Are food labels past their use-by date?
Last week, I ended up having at least a five minute discussion with my parents about whether we should eat a naan bread that was over a month past its ‘best-before end’ date.
Questions like ‘these eggs are a few days out of date, they’ll be ok won’t they?’ and ‘do you think this bacon is it still ok to eat?’ are all too common in my house, and I’m sure they are in many others across the country too.
If I had to guess the answer to these questions, I would say yes – they are fine to eat, mainly because I’m still alive and haven’t been violently ill from out-of-date food. It turns out the naan bread was very nice too.
Normally, when we talk about food being out-of-date, it usually is not. It is more than likely to have past its best-before end (BBE) date. A totally different concept to mandatory ‘use-by’ date labels which refer to the safety of eating perishable foods, BBEs offer guidance on when the optimum quality of the item will start to diminish. However, people are now taking BBE labels to be an absolute rule, rather than a guide. As a result, on average in the UK about 5.3 million tonnes of food is wasted every year.

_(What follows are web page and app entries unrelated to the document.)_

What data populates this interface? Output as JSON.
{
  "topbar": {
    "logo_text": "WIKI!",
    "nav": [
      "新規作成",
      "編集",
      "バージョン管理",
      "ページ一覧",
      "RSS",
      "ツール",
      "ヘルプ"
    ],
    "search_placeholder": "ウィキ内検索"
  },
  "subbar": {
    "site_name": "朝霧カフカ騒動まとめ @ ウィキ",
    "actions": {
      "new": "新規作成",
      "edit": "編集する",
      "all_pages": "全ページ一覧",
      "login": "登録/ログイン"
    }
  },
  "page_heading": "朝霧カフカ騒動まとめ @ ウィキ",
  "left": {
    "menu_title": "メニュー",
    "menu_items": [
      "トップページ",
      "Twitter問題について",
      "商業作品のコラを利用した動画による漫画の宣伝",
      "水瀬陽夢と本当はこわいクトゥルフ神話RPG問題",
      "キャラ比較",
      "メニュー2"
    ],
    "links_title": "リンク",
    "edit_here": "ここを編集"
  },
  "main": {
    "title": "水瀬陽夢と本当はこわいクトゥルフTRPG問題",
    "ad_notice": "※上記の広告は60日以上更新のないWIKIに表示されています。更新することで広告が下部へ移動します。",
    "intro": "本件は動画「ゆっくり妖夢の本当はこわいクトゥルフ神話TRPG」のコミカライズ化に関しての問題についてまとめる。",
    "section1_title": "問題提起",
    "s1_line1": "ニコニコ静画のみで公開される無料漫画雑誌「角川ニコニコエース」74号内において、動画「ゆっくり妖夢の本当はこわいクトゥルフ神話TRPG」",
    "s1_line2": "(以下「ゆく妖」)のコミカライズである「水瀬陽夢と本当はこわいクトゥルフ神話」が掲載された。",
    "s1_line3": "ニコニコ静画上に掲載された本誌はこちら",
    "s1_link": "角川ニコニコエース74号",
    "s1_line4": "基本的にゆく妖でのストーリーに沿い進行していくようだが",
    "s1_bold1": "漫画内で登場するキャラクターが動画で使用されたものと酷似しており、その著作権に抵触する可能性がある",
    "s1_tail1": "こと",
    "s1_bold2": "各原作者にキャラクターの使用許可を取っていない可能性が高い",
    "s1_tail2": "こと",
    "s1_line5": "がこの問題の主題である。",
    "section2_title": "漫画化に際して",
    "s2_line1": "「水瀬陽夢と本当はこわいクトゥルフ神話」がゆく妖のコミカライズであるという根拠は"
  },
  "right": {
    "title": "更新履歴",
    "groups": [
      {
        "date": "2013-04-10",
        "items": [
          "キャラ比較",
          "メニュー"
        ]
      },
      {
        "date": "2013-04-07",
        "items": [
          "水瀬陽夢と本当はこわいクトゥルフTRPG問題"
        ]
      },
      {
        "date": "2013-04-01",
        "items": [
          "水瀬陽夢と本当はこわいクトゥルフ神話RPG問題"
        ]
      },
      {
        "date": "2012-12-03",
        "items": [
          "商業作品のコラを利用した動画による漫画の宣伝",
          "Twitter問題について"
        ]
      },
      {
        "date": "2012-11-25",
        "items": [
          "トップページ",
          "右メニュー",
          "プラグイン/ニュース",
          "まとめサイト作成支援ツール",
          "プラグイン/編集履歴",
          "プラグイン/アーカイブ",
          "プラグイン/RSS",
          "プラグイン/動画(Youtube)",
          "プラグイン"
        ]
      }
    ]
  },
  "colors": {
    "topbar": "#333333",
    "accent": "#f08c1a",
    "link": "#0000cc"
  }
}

Where has the ‘waste not, want not’ mantra of the older generations disappeared to? I’m sure in the 1940s when a World War was raging women wouldn’t have wasted their rations on buying flour or lard just because theirs had been sitting in the cupboard for a few months.
The UK government is now reviewing BBE labels, along with ‘sell-by’ and ‘display until’ labels, in an attempt to make the system less confusing for consumers and reduce our food waste. They have asked for the focus to be taken away from BBEs, and more concentration given to ‘use by’ dates on foods that have definitive shelf lives – things like milk and yoghurt.
When it comes to food, the main concern for food manufacturers should be its safety. If it will be unsafe to eat something past a certain date, we should know. However, when it comes to quality, it should be down to the consumer’s common sense to decide whether or not something should be thrown away.